I definitely foresee this being a major dinner go-to forever and ever.
Grilled Thai Pork Tenderloin + Soba Noodle Salad
Grilled Thai Pork Tenderloin with Soba Noodle Salad
- 1 cup sweet chili sauce
- 1/2 cup rice vinegar
- 1/2 cup lite canned coconut milk
- 3 tablespoons brown sugar
- 4 garlic cloves, pressed or finely minced
- 2 tablespoons creamy peanut butter
- 2 teaspoon-sized knobs of ginger, grated
- 2 limes juiced
- 1 tablespoon soy sauce
- 1 boneless pork tenderloin, 1 to 2 pounds in size
soba noodle salad
- 1 9 ounce package soba noodles
- 2 carrots, peeled and cut into matchsticks
- 2 small cucumbers, sliced
- 1 red bell pepper, sliced
- 1 cup arugula microgreens
- ½ cup torn fresh cilantro, plus extra for garnish
- ½ cup chopped peanuts
- 2 limes, sliced into wedges for serving
- 1 hot pepper, thinly sliced (optional)
- salt and pepper to taste, if needed
- Combine the chili sauce, vinegar, coconut milk, sugar, garlic, ginger, peanut butter, soy sauce and lime juice in a bowl, whisking to combine. Place the pork tenderloin in a resealable plastic bag or in a baking dish. Cover with half of the sauce, tossing to coat. Marinate the pork in the fridge for at least 2 hours, or even overnight.
- Place the remaining sauce in a saucepan. Bring to a boil, the reduce to a simmer and cook for 2 to 3 minutes until slightly thickened. You can do this and store it in the fridge, or heat it and serve right before you eat.

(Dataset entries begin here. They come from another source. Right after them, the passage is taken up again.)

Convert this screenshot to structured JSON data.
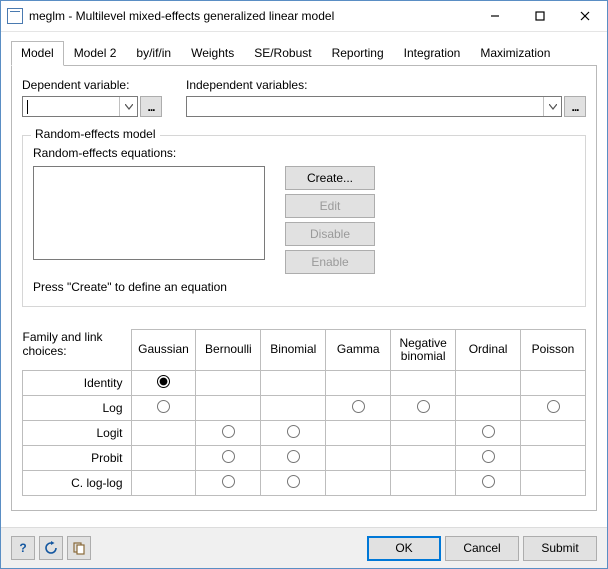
{
  "window": {
    "title": "meglm - Multilevel mixed-effects generalized linear model"
  },
  "tabs": [
    "Model",
    "Model 2",
    "by/if/in",
    "Weights",
    "SE/Robust",
    "Reporting",
    "Integration",
    "Maximization"
  ],
  "active_tab": 0,
  "model": {
    "dep_label": "Dependent variable:",
    "indep_label": "Independent variables:",
    "dep_value": "",
    "indep_value": ""
  },
  "groupbox": {
    "title": "Random-effects model",
    "subtitle": "Random-effects equations:",
    "hint": "Press \"Create\" to define an equation",
    "buttons": {
      "create": "Create...",
      "edit": "Edit",
      "disable": "Disable",
      "enable": "Enable"
    },
    "buttons_enabled": {
      "create": true,
      "edit": false,
      "disable": false,
      "enable": false
    }
  },
  "familylink": {
    "corner": "Family and link choices:",
    "families": [
      "Gaussian",
      "Bernoulli",
      "Binomial",
      "Gamma",
      "Negative binomial",
      "Ordinal",
      "Poisson"
    ],
    "links": [
      "Identity",
      "Log",
      "Logit",
      "Probit",
      "C. log-log"
    ],
    "cells": [
      [
        true,
        false,
        false,
        false,
        false,
        false,
        false
      ],
      [
        true,
        false,
        false,
        true,
        true,
        false,
        true
      ],
      [
        false,
        true,
        true,
        false,
        false,
        true,
        false
      ],
      [
        false,
        true,
        true,
        false,
        false,
        true,
        false
      ],
      [
        false,
        true,
        true,
        false,
        false,
        true,
        false
      ]
    ],
    "selected": "Gaussian|Identity"
  },
  "footer": {
    "ok": "OK",
    "cancel": "Cancel",
    "submit": "Submit"
  },
  "icons": {
    "help": "?",
    "ellipsis": "..."
  }
}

- Preheat your grill to medium-high heat – ideally we want the temperature to be around 500 degrees F. Let the grill heat for at least 15 minutes.
- While the grill is heating, I like to bring the water to a boil for my soba noodles. Cook them according to the directions on the package. After cooking, be sure to rinse them with cold water so they don’t stick together.
- To make the soba noodle salad, toss the soba noodles with a few tablespoons of the remaining peanut sauce mixture. You can use as much as you like – you can even use all of it if you wish. Toss the arugula microgreens, carrots, peppers, cucumbers and cilantro in with the noodles. Taste the noodles and see if they need any more seasoning – if they do, add a sprinkle of salt and pepper. As a note, I like to assemble this salad while the pork tenderloin is on the grill.
- To grill the pork, remove the tenderloin from the marinade, allowing the marinade to drip off as much as it can. Place the tenderloin on the grill. You want to cook it for 20 to 25 minutes total. I turned it after 8 minutes, then turned it after 8 minutes again. You want the inside temperature to be 140-145 degrees F. Make sure to go by what the thermometer says, because the heat on every grill can differ!
- Once the tenderloin is finished, place it on a sheet pan or dish and let it rest for 20 minutes. After 20 minutes, slice it.
- Garnish your soba noodle salad with another drizzle of peanut sauce if you have some left, a sprinkle of peanuts, more cilantro if you want and the sliced hot peppers.
- I like to serve this by placing the pork tenderloin on top of the soba noodle salad. I think it makes for the prettiest presentation! But you can serve them separately as well. My preference is to serve the soba noodles cold (or, at least, cool) and the tenderloin warm. The combination is amazing! You can serve them both cold or hot, whichever you prefer. Serve with lime wedges for spritzing!
That plate can just be mine.